Take a look at my recent post from Stockholm. Did you notice anything unusual about the colors, or did it look like a regular evening photo with a rich blue sky and warm city lights? Of course color is wildly subjective, so there’s no way to know for sure how you see the photo, but hopefully it looked “normal” to you. Why this sudden interest in colors, you ask? It’s because I did something different with my Stockholm photo – something new. I posted it using a modern color space, breaking free from a convention that’s been dictating digital colors since 1996. Keep reading to find out what that means.
Images are represented by numbers, and those numbers determine what colors you see. The trouble comes with figuring out exactly what color you should see for a given number. What color is 990123? It turns out the answer is almost as philosophical as asking “what color is blue?” One person’s 990123 could be another person’s 982152.
To resolve this, computers have long used something called a color space to try to assign the right colors to a number. Representing these can be mathematically complex, but the upshot is that two calibrated computers and displays using the same color space should display the same image using the same measurable colors. (Image nerds, like me can buy fancy devices that will calibrate displays to make sure they are displaying colors as expected.)
The standard color space has long been sRGB. It’s been around since 1996, and nearly everything uses it because of its simple ubiquity. Until recently, every display targeted compatibility with sRGB, every operating system assumed sRGB, and every photographer knew to make sure their photos were mapped to sRGB. However, sRGB was designed during a time when monitors were simpler and supported a much narrower range of colors. In the past few years, desktop and mobile displays have come on the market that can do so much more, and chances are the phone in your pocket today can show more colors than a monitor from 1996.
Still, not everything is perfect. While modern hardware can show lots of colors, until recently software has lagged behind. Without a single standard like sRGB, the operating system and browser must now be smart enough to know the color space of the display (may or may not be sRGB) plus the color space of the image (may or may not be sRGB), and then map them together on the fly (something called color management). It’s only in the past few years that all of this has come together in a seamless fashion, and the transition has been rough.
Today, there are new color spaces that support more colors on these newer displays. One of the most well supported for photography is called ProPhoto RGB, and it’s the color space I use for all my image editing – but I’ve resisted using it for publishing for a few reasons. First, there are still a handful of older devices with software that can’t understand anything other than sRGB (they’ll show the photos with wildly wrong colors). Second, even though most modern software understands ProPhoto RGB, there are still plenty of displays on the market that don’t support a wider color range (my brand new work laptop can only do sRGB). Finally, I rarely notice enough of a difference to make it worth the hassle. Even though the sRGB versions of my photos do lose a certain something, a lot of details get lost when they’re scaled down for web anyway.

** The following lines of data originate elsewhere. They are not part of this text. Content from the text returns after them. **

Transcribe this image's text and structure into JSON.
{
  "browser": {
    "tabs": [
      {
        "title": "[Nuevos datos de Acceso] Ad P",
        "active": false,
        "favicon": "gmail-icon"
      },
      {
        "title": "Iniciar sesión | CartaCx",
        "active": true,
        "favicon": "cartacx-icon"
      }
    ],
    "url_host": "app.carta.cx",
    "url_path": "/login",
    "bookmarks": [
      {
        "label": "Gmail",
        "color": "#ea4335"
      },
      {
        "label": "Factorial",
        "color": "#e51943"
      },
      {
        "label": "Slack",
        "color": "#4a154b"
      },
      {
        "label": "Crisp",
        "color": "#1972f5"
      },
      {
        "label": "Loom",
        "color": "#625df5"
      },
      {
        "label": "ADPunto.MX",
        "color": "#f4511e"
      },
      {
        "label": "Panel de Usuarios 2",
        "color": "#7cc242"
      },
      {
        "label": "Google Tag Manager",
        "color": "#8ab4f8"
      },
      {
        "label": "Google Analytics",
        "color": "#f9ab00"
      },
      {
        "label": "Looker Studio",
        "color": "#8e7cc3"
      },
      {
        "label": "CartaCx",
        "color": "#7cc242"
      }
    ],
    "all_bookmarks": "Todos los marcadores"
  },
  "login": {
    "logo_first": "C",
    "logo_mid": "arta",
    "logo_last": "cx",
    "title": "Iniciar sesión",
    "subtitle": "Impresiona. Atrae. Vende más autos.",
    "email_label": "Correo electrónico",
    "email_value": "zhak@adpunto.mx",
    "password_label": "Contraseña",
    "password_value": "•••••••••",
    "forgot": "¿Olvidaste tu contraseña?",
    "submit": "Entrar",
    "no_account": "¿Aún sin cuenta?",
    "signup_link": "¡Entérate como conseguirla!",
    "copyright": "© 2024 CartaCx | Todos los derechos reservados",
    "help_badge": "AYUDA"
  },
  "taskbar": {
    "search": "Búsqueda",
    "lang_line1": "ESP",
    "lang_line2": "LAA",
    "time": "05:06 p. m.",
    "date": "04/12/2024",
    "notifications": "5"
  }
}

But the Stockholm photo finally changed my mind. My iMac has a nice 5k display with a wide color range, and the sRGB version of my panorama was different enough that it just looked wrong. And if I can see it, then other people using newer displays can too. Here are two versions of the photo comparing sRGB with the more modern ProPhoto RGB color space:
If you can’t see the difference, that’s ok – your display may not support a wide color range. But if you can see the difference, you might see how the blue sky in the sRGB version looks darker and slightly more purple than the sky in the ProPhoto RGB version. You can also see the differences in a closeup of the sky:
In the closeup, you might also see that the building looks more red in the sRGB version and more orange in the ProPhoto RGB version. The sRGB version also lacks color detail. The differences are subtle, but across the whole image it’s profound when seen on the right display.
Going forward, I’m going to start publishing my photos using ProPhoto RGB. Nearly every platform today is color managed, so nearly every platform should be able to properly handle ProPhoto RGB images (the most common exception is older Android devices). If you use a display that supports a wider range of colors, you’ll get to see a bit more color in my photos. And if your display only supports sRGB colors, then you should still see a decent looking photo if your OS and web browser are up-to-date. On the other hand, if you see muted colors or wildly wrong colors, then your browser is probably misinterpreting the ProPhoto RGB color space, and you should consider upgrading your software.
(The color map at the top of this post was created by Cpesacreta at English Wikipedia, licensed under CC BY 2.5.)